In the pitched battle for the Republican presidential nomination, Rick Perry and Mitt Romney are both crusading against a modern-day conservative heresy that the other enacted as governor. For Romney, the well-trodden issue of his health care overhaul in Massachusetts and subsequent changes he made to his campaign book after Obama enacted a similar plan nationally have provided his chief rival with cannon fodder. Perry, meanwhile, has absorbed a barrage from Romney et al. over his support for a program that granted in-state college tuition to some illegal immigrants in Texas. The attacks might exploit different areas of Republican discomfort, but both Romney and Perry are covering themselves the same way: wrapping the issues in the cloak of states’ rights.
Romney’s regular invocation of the 10th amendment on health care is actually much older than many people realize. As a first-time presidential candidate in 2007, when Obama’s Affordable Care Act was nothing more than a twinkle in the junior Illinois Senator’s eye, Romney was downplaying the national potential of CommonwealthCare to Karen Tumulty:
Instead he rarely discusses the details of his Massachusetts plan and certainly doesn’t tout his partnership with Kennedy. As a presidential candidate, he cautiously adheres to by-the-book Republican dogma of giving individual states leeway in the form of tax breaks to design their own reforms.
Romney explains this seemingly odd tactical choice by arguing that he never intended for his Massachusetts plan to be a role model for the rest of the country. “An individual mandate in most states today–in all states but one–would be irresponsible and unfair,” Romney says. “Because in most states today, insurance is too expensive.”
Perry’s also been a fan of states rights arguments: His answer to tuition critics is that he did what he thought was right for Texas, while opposing similar legislation nationally. And that too matches with what he’s said in the past. He supported Arizona’s decision to impose a draconian immigration law without endorsing the policy itself. And his recent book, Fed Up!, was essentially a paean to decentralized governance. “From marriage to prayer, from zoning laws to tax policy, from our school systems to health care, and everything in between, it is essential to our liberty that we be allowed to live as we see fit through the democratic process at the local and state level,” he wrote.

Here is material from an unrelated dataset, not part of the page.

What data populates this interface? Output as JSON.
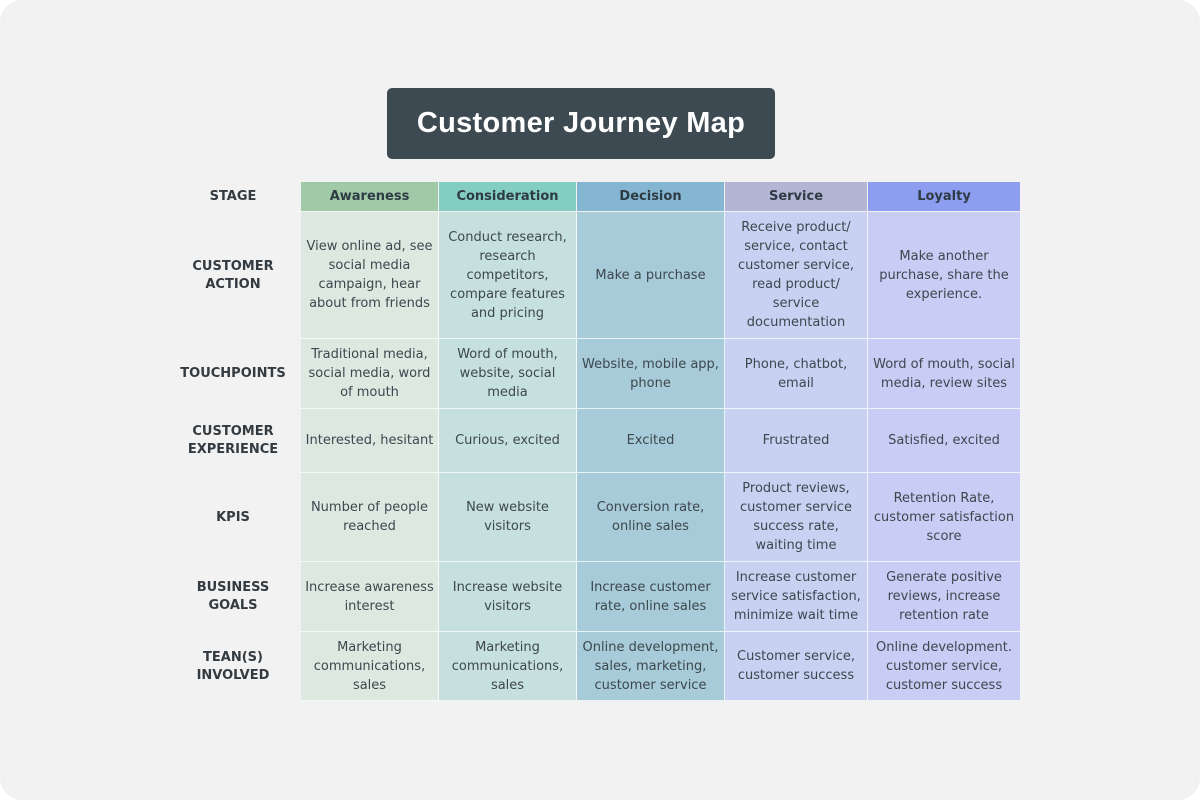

Many Republicans find this argument appealing, as far as it goes, which isn’t really very far. That whole “marriage” thing flies in the face of social conservative dogma on same-sex marriage as Perry found out earlier this year, when he briefly endorsed states’ right to allow gays to marry before backtracking to support a federal marriage amendment. And, most importantly, Republican primary voters don’t seem too keen on accepting a federalist defense of policies that are antithetical to their worldview. Dave Weigel talked to state party delegates in Florida about Perry’s immigration record, and came away with quotes like this: “Stop. Giving. To the illegals.” Romney has only avoided an extreme pile-on over CommonwealthCare so far because he made it old news, and thanks to Perry’s hulking frame, which caught the lion’s share of intra-party debate flak during Perry’s initial surge in national polls.
But it’s overwhelmingly likely that one of these two candidates will be the party’s nominee. “At the top of the race we are confronted with two men who have two problems. Both are 10th Amendment issues and both are states right issues,” writes Erick Erickson of Red State, who interprets Romney’s alleged one-time desire to impose CommonwealthCare on the nation (which, by the way, I think is hard to square with what Romney was saying in 2007) as the worse offense, while chafing at Perry’s suggestion that his immigration critics don’t “have a heart.” Erickson is acknowledging what seems to be the reality: Republican voters will have to come to terms with one of these uncomfortable positions, and with it, a federalist justification for their stance. “I think whether we like it or not,” he writes, “we should, as conservatives who believe the states should be engines of experiment, respect their right to solve problems in their states as they and their legislatures see fit.” What other choice is there?